A friend of mine is currently in the process of bootstrapping to start an ad-supported internet content business. However, she doesn’t have very much seed capital to fund the initial development of the basic functionality of the product, and is now trying to determine how to fund the business. One option that she considered is granting not-so-insignificant options and/or founder’s equity to a few software engineers in order to compensate them for getting the product up and going. Another would be to approach select angels for an initial seed round of investment. Sounds like a typical situation that we’ve all seen before. However, she is not following this path, and her reasoning is a follows.
Her perspective is grounded on the fact that a significant information asymmetry that exists between an entrepreneur and his or her constituents, especially extremely early in company formation. No matter how much she communicates her vision of the opportunity, prospective employees/contractors and angel investors alike are not going to be as fully informed about the situation as she is. Only she fully knows the market opportunity and has complete confidence in her ability to execute on it. Because of this differing level of information among each party, her constituents are going to perceive her venture to be riskier than it actually is. And investors and employees are going to want a higher compensation-level for that added perceived risk. Consequently, she doesn’t want to give up more equity than she believes is a “fair price” for investment or services, as these other parties have an inherently different viewpoint than she does.
So this entrepreneur is forgoing granting equity to prospective employees and raising angel seed money. Instead, she is going to work on a consulting basis to an unrelated business to generate cash on the side. This cash will be used to directly pay contract programmers for their time at cash market rates – without a premium for the information asymmetry. Her belief is that once she has a demonstrable product up and going with significant revenue, the information asymmetry will be reduced (though not eliminated) and her company’s equity will be more fairly priced by the market (prospective employees and investors).
Of course, one could make counter arguments. Is she being paid a fair amount for the opportunity cost of her time for the consulting gig? If not, perhaps a different imbalance exists. Or one could contend that granting options factors in the risk involved with the venture, as an option’s value increases with volatility. And perhaps by working on two different projects at once, she runs the risk of losing focus and/or exposes herself to time-to-market risk.
Regardless of the above issues, what is clear to me is that this entrepreneur’s perspective is very thoughtful and deliberate about her approach to bootstrapping a company.

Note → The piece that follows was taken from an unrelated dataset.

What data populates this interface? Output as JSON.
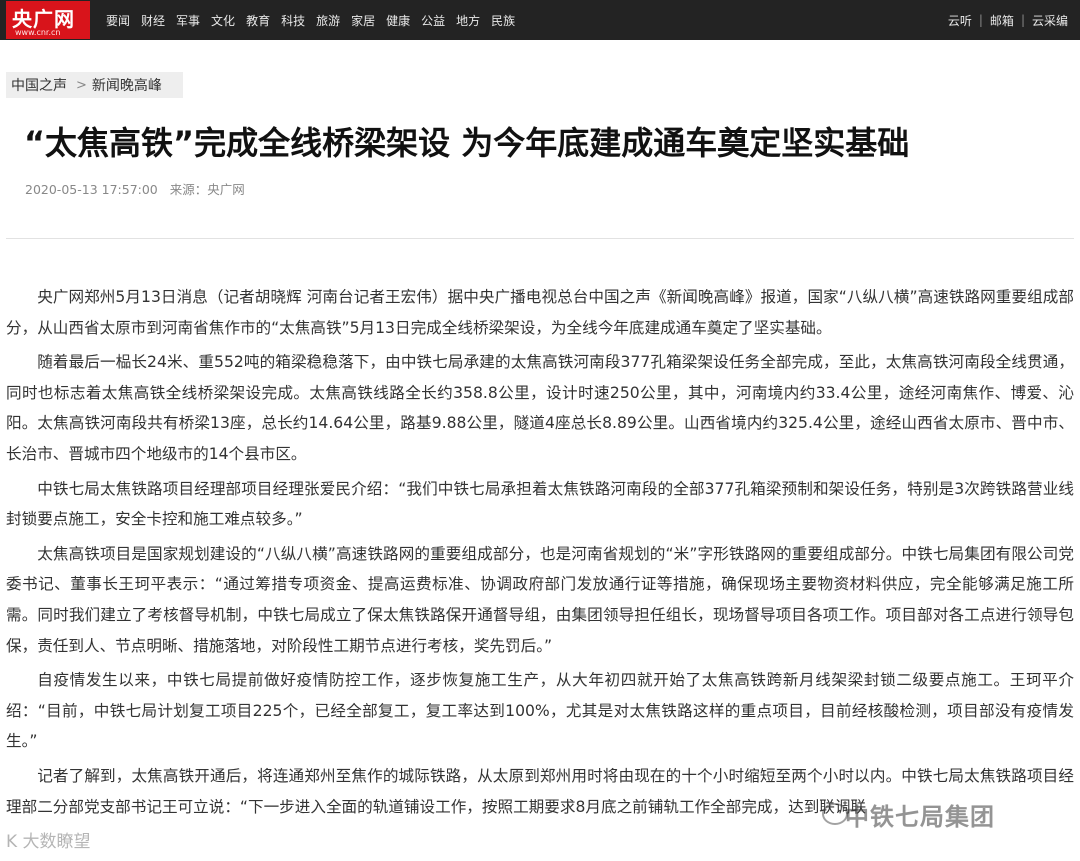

And her view about the information asymmetry that exists early in a company is both insightful and real. Do others have additional thoughts?
UPDATE: There are a number of good comments on this post that are worth reading.